*Problem requirements*
Please return every line from the entries that has the string "data" in it.

(Records excerpted from a collection)
--- START ---
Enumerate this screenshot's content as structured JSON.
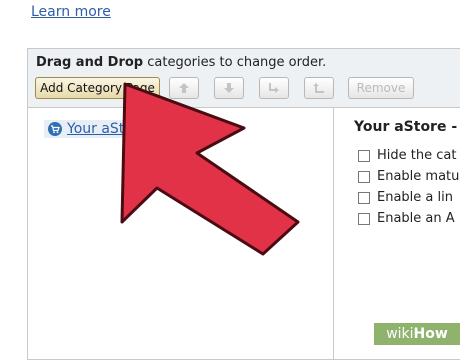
{
  "top_link": "Learn more",
  "toolbar": {
    "instruction_bold": "Drag and Drop",
    "instruction_rest": " categories to change order.",
    "add_category_label": "Add Category Page",
    "remove_label": "Remove"
  },
  "tree": {
    "root_label": "Your aStore"
  },
  "right_panel": {
    "title": "Your aStore -",
    "options": [
      "Hide the cat",
      "Enable matu",
      "Enable a lin",
      "Enable an A"
    ]
  },
  "watermark": {
    "part1": "wiki",
    "part2": "How"
  },
  "colors": {
    "arrow": "#e23248",
    "link": "#2f5ea8",
    "toolbar_bg": "#eef1f4",
    "watermark_bg": "#8fb36c"
  }
}
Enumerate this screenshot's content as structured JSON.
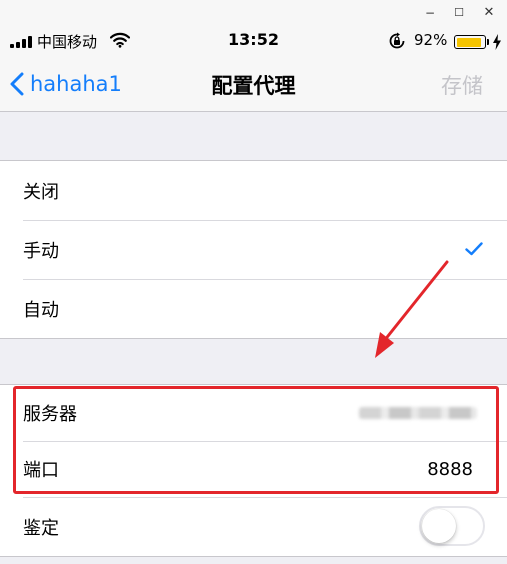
{
  "window": {
    "min_glyph": "−",
    "max_glyph": "☐",
    "close_glyph": "✕"
  },
  "status_bar": {
    "carrier": "中国移动",
    "time": "13:52",
    "battery_percent": "92%",
    "battery_level": 0.92,
    "battery_color": "#f5c400",
    "icons": [
      "signal-icon",
      "wifi-icon",
      "orientation-lock-icon",
      "battery-icon",
      "charging-bolt-icon"
    ]
  },
  "nav": {
    "back_label": "hahaha1",
    "title": "配置代理",
    "save_label": "存储",
    "accent_color": "#147efb"
  },
  "proxy_modes": {
    "items": [
      {
        "label": "关闭",
        "selected": false
      },
      {
        "label": "手动",
        "selected": true
      },
      {
        "label": "自动",
        "selected": false
      }
    ]
  },
  "manual_settings": {
    "server_label": "服务器",
    "server_value_redacted": true,
    "port_label": "端口",
    "port_value": "8888"
  },
  "auth": {
    "label": "鉴定",
    "enabled": false
  },
  "annotation": {
    "color": "#e3262b"
  }
}
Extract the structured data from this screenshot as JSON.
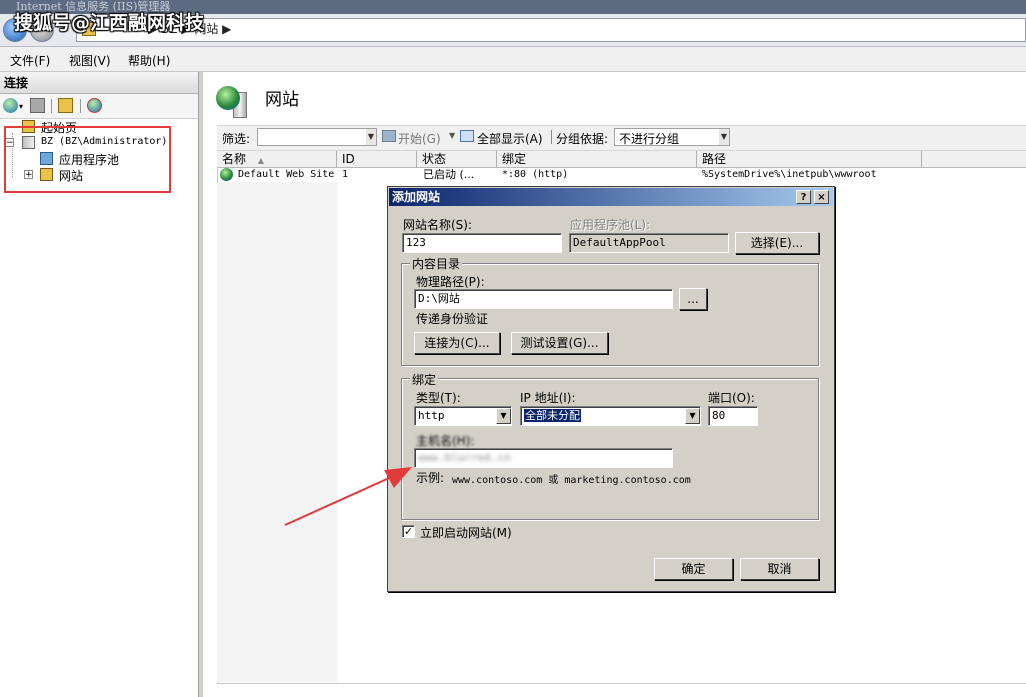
{
  "window": {
    "title": "Internet 信息服务 (IIS)管理器"
  },
  "watermark": "搜狐号@江西融网科技",
  "address": {
    "path": "▶ BZ ▶ 网站 ▶"
  },
  "menu": [
    "文件(F)",
    "视图(V)",
    "帮助(H)"
  ],
  "connections": {
    "header": "连接",
    "tree": [
      {
        "label": "起始页"
      },
      {
        "label": "BZ (BZ\\Administrator)"
      },
      {
        "label": "应用程序池"
      },
      {
        "label": "网站"
      }
    ]
  },
  "main": {
    "title": "网站",
    "filter": {
      "label": "筛选:",
      "start": "开始(G)",
      "show_all": "全部显示(A)",
      "group_by_label": "分组依据:",
      "group_by_value": "不进行分组"
    },
    "columns": [
      "名称",
      "ID",
      "状态",
      "绑定",
      "路径"
    ],
    "rows": [
      {
        "name": "Default Web Site",
        "id": "1",
        "status": "已启动 (...",
        "binding": "*:80 (http)",
        "path": "%SystemDrive%\\inetpub\\wwwroot"
      }
    ]
  },
  "dialog": {
    "title": "添加网站",
    "help_btn": "?",
    "close_btn": "×",
    "site_name_label": "网站名称(S):",
    "site_name_value": "123",
    "app_pool_label": "应用程序池(L):",
    "app_pool_value": "DefaultAppPool",
    "select_btn": "选择(E)...",
    "content_group": "内容目录",
    "phys_path_label": "物理路径(P):",
    "phys_path_value": "D:\\网站",
    "browse_btn": "...",
    "passthrough_label": "传递身份验证",
    "connect_as_btn": "连接为(C)...",
    "test_settings_btn": "测试设置(G)...",
    "binding_group": "绑定",
    "type_label": "类型(T):",
    "type_value": "http",
    "ip_label": "IP 地址(I):",
    "ip_value": "全部未分配",
    "port_label": "端口(O):",
    "port_value": "80",
    "hostname_label": "主机名(H):",
    "hostname_value": "www.blurred.cn",
    "example_label": "示例:",
    "example_text": "www.contoso.com 或 marketing.contoso.com",
    "start_now_label": "立即启动网站(M)",
    "ok_btn": "确定",
    "cancel_btn": "取消"
  },
  "colors": {
    "annotation_red": "#e33a3a",
    "dialog_title": "#0a246a"
  }
}
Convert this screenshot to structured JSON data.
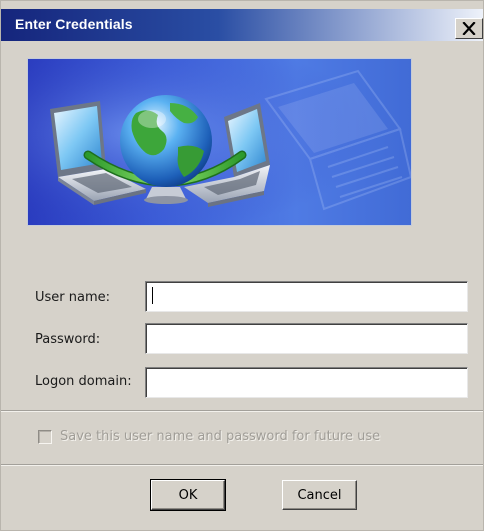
{
  "window": {
    "title": "Enter Credentials",
    "close_glyph": "✕"
  },
  "banner": {
    "icon": "network-globe-laptops-illustration"
  },
  "form": {
    "username_label": "User name:",
    "username_value": "",
    "password_label": "Password:",
    "password_value": "",
    "domain_label": "Logon domain:",
    "domain_value": ""
  },
  "save_option": {
    "label": "Save this user name and password for future use",
    "checked": false,
    "enabled": false
  },
  "buttons": {
    "ok_label": "OK",
    "cancel_label": "Cancel"
  },
  "colors": {
    "titlebar_start": "#15257c",
    "titlebar_end": "#eef2fa",
    "dialog_background": "#d6d2ca",
    "disabled_text": "#a09d97"
  }
}
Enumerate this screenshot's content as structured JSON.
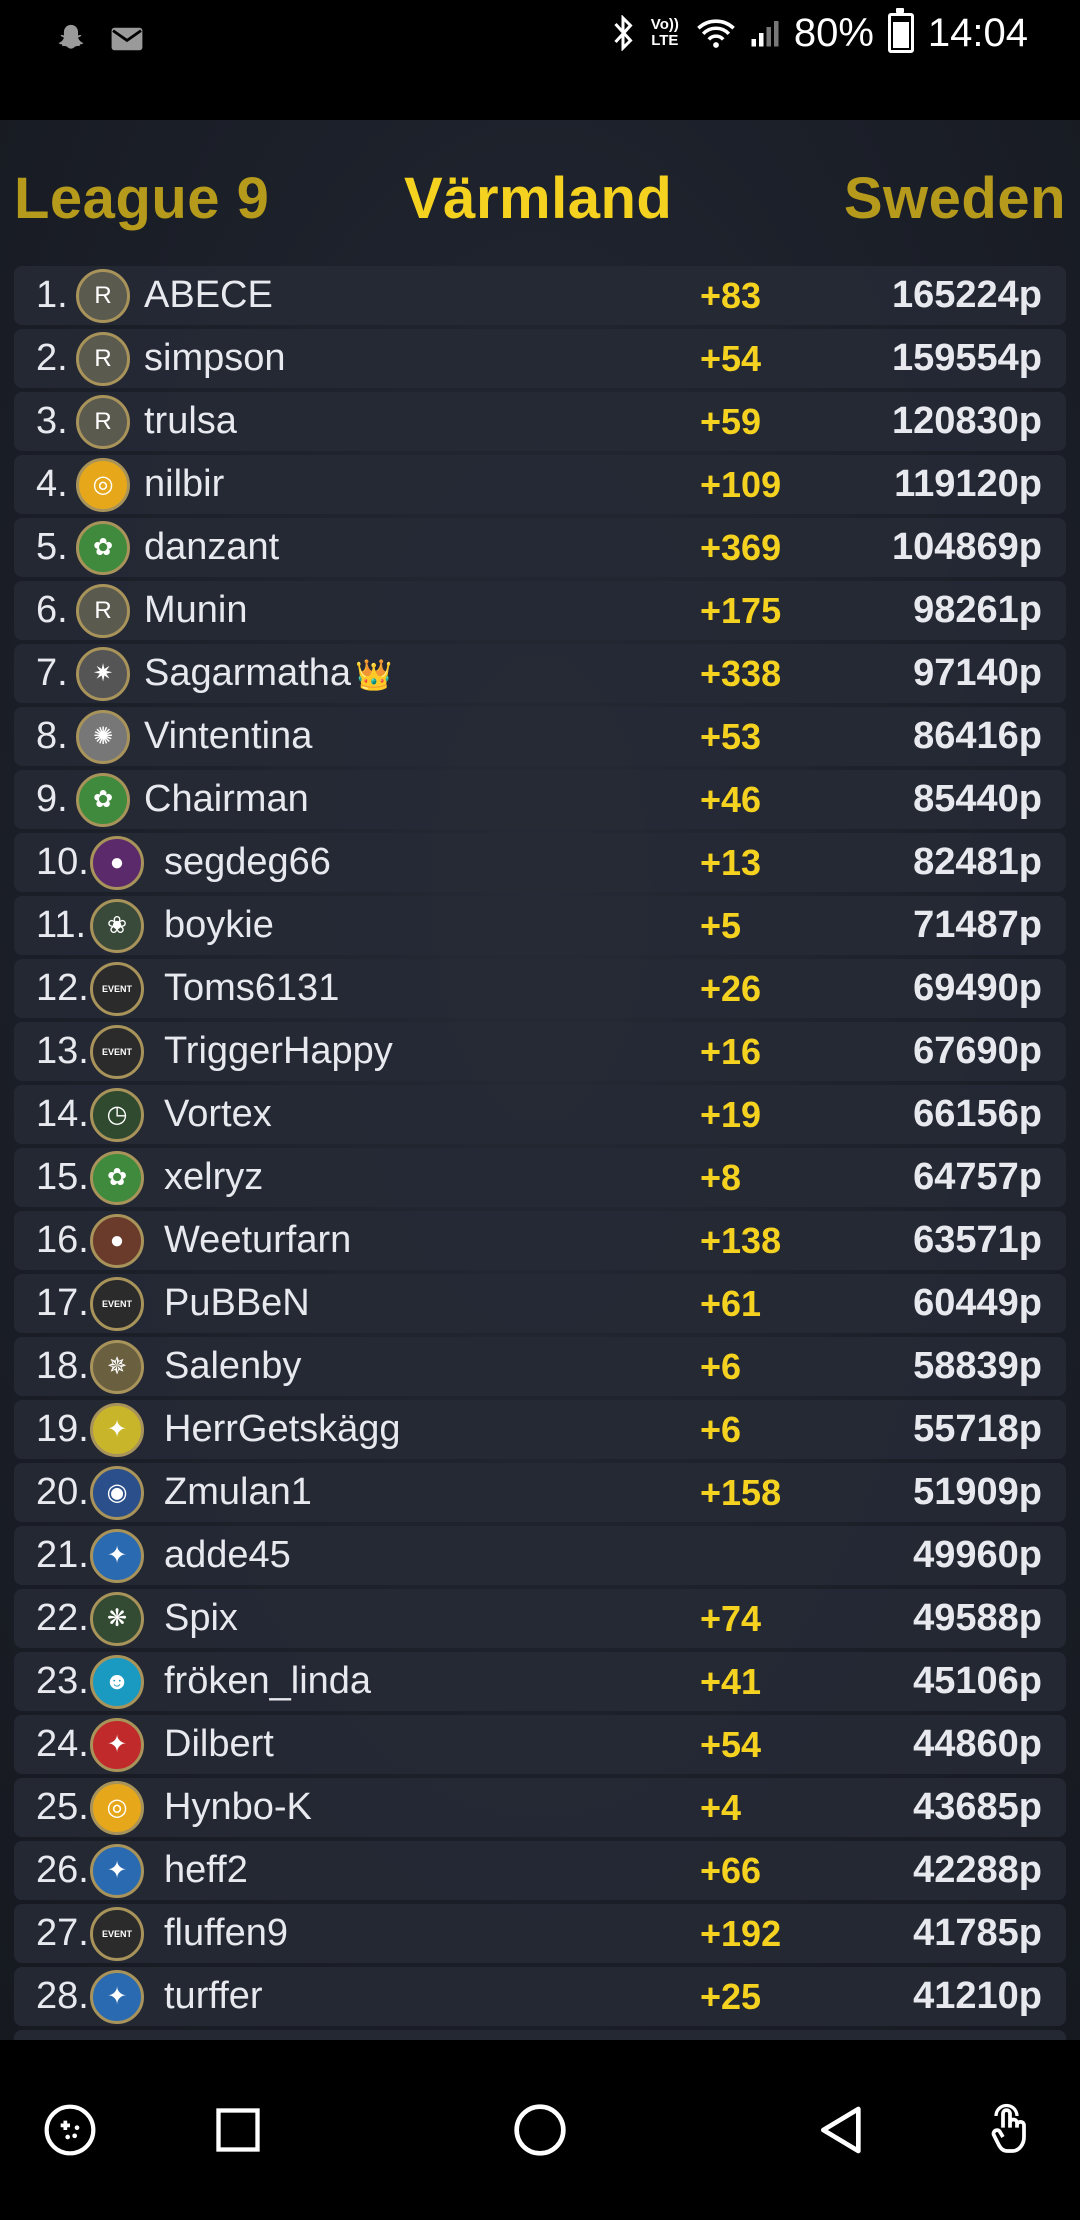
{
  "status_bar": {
    "notification_icons": [
      "snapchat-icon",
      "mail-icon"
    ],
    "system_icons": [
      "bluetooth-icon",
      "volte-icon",
      "wifi-icon",
      "signal-icon"
    ],
    "volte_label": "Vo)) LTE",
    "battery_percent": "80%",
    "time": "14:04"
  },
  "header": {
    "league": "League 9",
    "region": "Värmland",
    "country": "Sweden"
  },
  "colors": {
    "gold": "#b59a1c",
    "yellow": "#f4d21f",
    "row_bg": "#262a36"
  },
  "leaderboard": [
    {
      "rank": "1.",
      "name": "ABECE",
      "delta": "+83",
      "points": "165224p",
      "avatar": "r-badge-icon",
      "avatar_glyph": "R",
      "avatar_color": "#5b5a4f"
    },
    {
      "rank": "2.",
      "name": "simpson",
      "delta": "+54",
      "points": "159554p",
      "avatar": "r-badge-icon",
      "avatar_glyph": "R",
      "avatar_color": "#5b5a4f"
    },
    {
      "rank": "3.",
      "name": "trulsa",
      "delta": "+59",
      "points": "120830p",
      "avatar": "r-badge-icon",
      "avatar_glyph": "R",
      "avatar_color": "#5b5a4f"
    },
    {
      "rank": "4.",
      "name": "nilbir",
      "delta": "+109",
      "points": "119120p",
      "avatar": "target-badge-icon",
      "avatar_glyph": "◎",
      "avatar_color": "#e6a81a"
    },
    {
      "rank": "5.",
      "name": "danzant",
      "delta": "+369",
      "points": "104869p",
      "avatar": "green-badge-icon",
      "avatar_glyph": "✿",
      "avatar_color": "#3f8a3c"
    },
    {
      "rank": "6.",
      "name": "Munin",
      "delta": "+175",
      "points": "98261p",
      "avatar": "r-badge-icon",
      "avatar_glyph": "R",
      "avatar_color": "#5b5a4f"
    },
    {
      "rank": "7.",
      "name": "Sagarmatha",
      "delta": "+338",
      "points": "97140p",
      "avatar": "star-badge-icon",
      "avatar_glyph": "✷",
      "avatar_color": "#555",
      "crown": "👑"
    },
    {
      "rank": "8.",
      "name": "Vintentina",
      "delta": "+53",
      "points": "86416p",
      "avatar": "lion-badge-icon",
      "avatar_glyph": "✺",
      "avatar_color": "#777"
    },
    {
      "rank": "9.",
      "name": "Chairman",
      "delta": "+46",
      "points": "85440p",
      "avatar": "green-badge-icon",
      "avatar_glyph": "✿",
      "avatar_color": "#3f8a3c"
    },
    {
      "rank": "10.",
      "name": "segdeg66",
      "delta": "+13",
      "points": "82481p",
      "avatar": "hooded-figure-icon",
      "avatar_glyph": "●",
      "avatar_color": "#5a2a6a"
    },
    {
      "rank": "11.",
      "name": "boykie",
      "delta": "+5",
      "points": "71487p",
      "avatar": "flower-badge-icon",
      "avatar_glyph": "❀",
      "avatar_color": "#3a4a3a"
    },
    {
      "rank": "12.",
      "name": "Toms6131",
      "delta": "+26",
      "points": "69490p",
      "avatar": "event-badge-icon",
      "avatar_glyph": "EVENT",
      "avatar_color": "#2b2b2b"
    },
    {
      "rank": "13.",
      "name": "TriggerHappy",
      "delta": "+16",
      "points": "67690p",
      "avatar": "event-badge-icon",
      "avatar_glyph": "EVENT",
      "avatar_color": "#2b2b2b"
    },
    {
      "rank": "14.",
      "name": "Vortex",
      "delta": "+19",
      "points": "66156p",
      "avatar": "clock-badge-icon",
      "avatar_glyph": "◷",
      "avatar_color": "#2f4a2f"
    },
    {
      "rank": "15.",
      "name": "xelryz",
      "delta": "+8",
      "points": "64757p",
      "avatar": "green-badge-icon",
      "avatar_glyph": "✿",
      "avatar_color": "#3f8a3c"
    },
    {
      "rank": "16.",
      "name": "Weeturfarn",
      "delta": "+138",
      "points": "63571p",
      "avatar": "hooded-figure-icon",
      "avatar_glyph": "●",
      "avatar_color": "#6a3a2a"
    },
    {
      "rank": "17.",
      "name": "PuBBeN",
      "delta": "+61",
      "points": "60449p",
      "avatar": "event-badge-icon",
      "avatar_glyph": "EVENT",
      "avatar_color": "#2b2b2b"
    },
    {
      "rank": "18.",
      "name": "Salenby",
      "delta": "+6",
      "points": "58839p",
      "avatar": "gear-badge-icon",
      "avatar_glyph": "✵",
      "avatar_color": "#6a6040"
    },
    {
      "rank": "19.",
      "name": "HerrGetskägg",
      "delta": "+6",
      "points": "55718p",
      "avatar": "figure-badge-icon",
      "avatar_glyph": "✦",
      "avatar_color": "#c9b52a"
    },
    {
      "rank": "20.",
      "name": "Zmulan1",
      "delta": "+158",
      "points": "51909p",
      "avatar": "planet-badge-icon",
      "avatar_glyph": "◉",
      "avatar_color": "#2a4f8a"
    },
    {
      "rank": "21.",
      "name": "adde45",
      "delta": "",
      "points": "49960p",
      "avatar": "blue-figure-icon",
      "avatar_glyph": "✦",
      "avatar_color": "#2a6ab0"
    },
    {
      "rank": "22.",
      "name": "Spix",
      "delta": "+74",
      "points": "49588p",
      "avatar": "rune-badge-icon",
      "avatar_glyph": "❋",
      "avatar_color": "#334a33"
    },
    {
      "rank": "23.",
      "name": "fröken_linda",
      "delta": "+41",
      "points": "45106p",
      "avatar": "mask-badge-icon",
      "avatar_glyph": "☻",
      "avatar_color": "#1a9ac0"
    },
    {
      "rank": "24.",
      "name": "Dilbert",
      "delta": "+54",
      "points": "44860p",
      "avatar": "red-figure-icon",
      "avatar_glyph": "✦",
      "avatar_color": "#c02a2a"
    },
    {
      "rank": "25.",
      "name": "Hynbo-K",
      "delta": "+4",
      "points": "43685p",
      "avatar": "target-badge-icon",
      "avatar_glyph": "◎",
      "avatar_color": "#e6a81a"
    },
    {
      "rank": "26.",
      "name": "heff2",
      "delta": "+66",
      "points": "42288p",
      "avatar": "blue-figure-icon",
      "avatar_glyph": "✦",
      "avatar_color": "#2a6ab0"
    },
    {
      "rank": "27.",
      "name": "fluffen9",
      "delta": "+192",
      "points": "41785p",
      "avatar": "event-badge-icon",
      "avatar_glyph": "EVENT",
      "avatar_color": "#2b2b2b"
    },
    {
      "rank": "28.",
      "name": "turffer",
      "delta": "+25",
      "points": "41210p",
      "avatar": "blue-figure-icon",
      "avatar_glyph": "✦",
      "avatar_color": "#2a6ab0"
    }
  ],
  "nav_bar": {
    "buttons": [
      "game-tools-icon",
      "recents-icon",
      "home-icon",
      "back-icon",
      "touch-gesture-icon"
    ]
  }
}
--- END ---
*Written answer*
Extract the structured data from this screenshot as JSON.
Convert this screenshot to structured JSON data.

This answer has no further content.